Photo Credit: Saul Loeb/AFP
Ketanji Brown Jackson Becomes First Black Woman On Supreme Court
On Thursday, Judge Ketanji Brown Jackson became the first Black woman on the Supreme Court after being voted in 53 to 47 from the Senate.
Judge Kentanji Brown Jackson is now the first Black woman to sit on the highest court in the U.S. On Thursday, Jackson received full support from Democrats on the Senate — along with three Republicans, senators Susan Collins of Maine, Mitt Romney of Utah and Lisa Murkowski of Alaska — to appoint her as new Supreme Court judge.
"While I do not expect to agree with every decision she may make on the Court, I believe that she more than meets the standard of excellence and integrity," Romney tweeted on Monday.
On confirmation day, Vice President Kamala Harris spoke Brown's praises after presiding over the historic vote.
“It’s an extraordinary day and I think it’s a very important statement today about who we are as a nation that we put Judge Ketanji Brown Jackson on the highest court of our land. So let us all I think rejoice,” Harris said.
“Even in the darkest times, there are bright lights,” majority leader Chuck Schumer said on the Senate floor. “Today is one of the brightest lights. Let us hope it’s a metaphor, an indication of many bright lights to come.”
Jackson and President Joe Biden also embraced in the Roosevelt Room as the new Supreme Court judge received the confirmation vote. Prior to Jackson being appointed, Biden called for the nomination of a Black woman to the Supreme Court following the retirement of current Supreme Court Justice Stephen Breyer. In February, Biden confirmed that Jackson had his vote.
\u201cI sought a nominee with the strongest credentials, record, character, and dedication to the rule of law. That\u2019s why I\u2019m excited to nominate Judge Ketanji Brown Jackson to serve on the United States Supreme Court.\u201d— President Biden (@President Biden) 1645809705
Jackson will be sworn in once Justice Stephen Breyer retires sometime in the summer, according to The New York Times.

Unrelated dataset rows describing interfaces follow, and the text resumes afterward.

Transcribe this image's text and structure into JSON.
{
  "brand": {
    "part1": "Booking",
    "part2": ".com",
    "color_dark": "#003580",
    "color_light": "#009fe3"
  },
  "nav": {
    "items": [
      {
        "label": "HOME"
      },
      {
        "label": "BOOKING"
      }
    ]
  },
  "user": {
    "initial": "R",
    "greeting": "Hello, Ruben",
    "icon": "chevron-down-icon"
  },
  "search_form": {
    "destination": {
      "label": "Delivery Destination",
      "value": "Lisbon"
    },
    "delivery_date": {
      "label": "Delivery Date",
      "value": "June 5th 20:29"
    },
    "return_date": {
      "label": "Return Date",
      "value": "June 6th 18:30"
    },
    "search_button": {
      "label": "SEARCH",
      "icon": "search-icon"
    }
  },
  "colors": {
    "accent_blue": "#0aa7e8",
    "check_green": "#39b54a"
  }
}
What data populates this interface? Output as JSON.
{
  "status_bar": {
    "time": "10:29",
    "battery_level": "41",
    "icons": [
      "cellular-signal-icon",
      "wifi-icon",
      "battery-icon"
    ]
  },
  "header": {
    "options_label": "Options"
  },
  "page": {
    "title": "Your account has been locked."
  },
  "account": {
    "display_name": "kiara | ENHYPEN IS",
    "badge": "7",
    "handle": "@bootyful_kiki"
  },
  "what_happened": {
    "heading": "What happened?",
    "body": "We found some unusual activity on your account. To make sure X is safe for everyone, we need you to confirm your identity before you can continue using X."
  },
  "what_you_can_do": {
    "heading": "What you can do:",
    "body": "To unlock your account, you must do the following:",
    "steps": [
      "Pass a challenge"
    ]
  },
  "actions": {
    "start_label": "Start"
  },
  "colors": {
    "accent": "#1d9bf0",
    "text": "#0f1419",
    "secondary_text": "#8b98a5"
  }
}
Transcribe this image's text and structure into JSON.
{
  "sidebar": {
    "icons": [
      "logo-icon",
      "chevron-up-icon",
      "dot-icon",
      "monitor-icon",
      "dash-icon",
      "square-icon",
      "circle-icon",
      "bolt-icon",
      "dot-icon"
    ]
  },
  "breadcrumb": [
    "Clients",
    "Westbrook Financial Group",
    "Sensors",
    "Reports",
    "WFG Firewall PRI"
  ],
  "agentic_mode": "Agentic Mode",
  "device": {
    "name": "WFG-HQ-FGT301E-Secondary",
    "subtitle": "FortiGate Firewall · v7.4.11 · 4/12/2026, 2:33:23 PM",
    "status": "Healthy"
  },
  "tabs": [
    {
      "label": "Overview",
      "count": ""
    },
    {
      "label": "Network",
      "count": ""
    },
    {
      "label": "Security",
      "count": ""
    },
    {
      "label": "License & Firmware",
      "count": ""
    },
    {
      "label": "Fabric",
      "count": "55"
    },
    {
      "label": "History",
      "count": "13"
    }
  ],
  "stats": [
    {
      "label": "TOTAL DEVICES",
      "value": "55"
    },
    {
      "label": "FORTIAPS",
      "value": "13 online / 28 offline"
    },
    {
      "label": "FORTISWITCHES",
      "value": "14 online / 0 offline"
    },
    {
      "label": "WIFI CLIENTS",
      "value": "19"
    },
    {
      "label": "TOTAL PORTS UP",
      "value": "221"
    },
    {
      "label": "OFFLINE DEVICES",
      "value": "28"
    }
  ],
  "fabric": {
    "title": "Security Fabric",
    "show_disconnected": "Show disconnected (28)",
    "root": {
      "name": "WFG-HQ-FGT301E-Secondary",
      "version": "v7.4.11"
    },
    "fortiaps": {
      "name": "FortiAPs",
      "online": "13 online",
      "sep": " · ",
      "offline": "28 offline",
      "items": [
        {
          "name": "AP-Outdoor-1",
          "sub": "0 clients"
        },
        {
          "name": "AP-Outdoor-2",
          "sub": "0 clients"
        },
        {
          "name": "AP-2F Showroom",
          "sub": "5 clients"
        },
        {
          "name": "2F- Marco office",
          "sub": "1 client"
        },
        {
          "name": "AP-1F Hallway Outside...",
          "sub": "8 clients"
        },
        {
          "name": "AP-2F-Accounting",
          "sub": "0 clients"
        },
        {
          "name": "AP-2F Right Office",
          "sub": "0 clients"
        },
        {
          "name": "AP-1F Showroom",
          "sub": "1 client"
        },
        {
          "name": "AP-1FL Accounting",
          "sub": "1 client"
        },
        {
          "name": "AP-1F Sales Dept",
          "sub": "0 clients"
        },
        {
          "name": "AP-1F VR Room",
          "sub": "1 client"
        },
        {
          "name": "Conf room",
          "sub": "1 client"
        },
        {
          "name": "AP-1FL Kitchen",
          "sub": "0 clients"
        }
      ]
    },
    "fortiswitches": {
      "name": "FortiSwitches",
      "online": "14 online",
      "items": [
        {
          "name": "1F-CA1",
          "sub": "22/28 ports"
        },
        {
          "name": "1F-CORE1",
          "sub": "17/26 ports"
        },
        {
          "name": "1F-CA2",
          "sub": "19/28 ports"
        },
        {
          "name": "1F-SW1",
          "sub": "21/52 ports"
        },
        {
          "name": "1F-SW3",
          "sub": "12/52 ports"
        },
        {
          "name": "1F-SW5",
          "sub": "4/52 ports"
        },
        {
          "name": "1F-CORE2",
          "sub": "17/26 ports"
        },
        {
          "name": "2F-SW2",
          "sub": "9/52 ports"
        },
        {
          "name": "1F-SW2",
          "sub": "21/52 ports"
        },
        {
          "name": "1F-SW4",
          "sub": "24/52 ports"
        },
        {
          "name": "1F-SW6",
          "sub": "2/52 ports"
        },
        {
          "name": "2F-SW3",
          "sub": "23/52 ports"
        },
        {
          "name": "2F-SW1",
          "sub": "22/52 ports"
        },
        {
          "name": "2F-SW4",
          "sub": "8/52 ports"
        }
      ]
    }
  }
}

On Friday, President Biden will deliver his remarks on Jackson's vote at 12:15 PM ET on the South Lawn of the White House.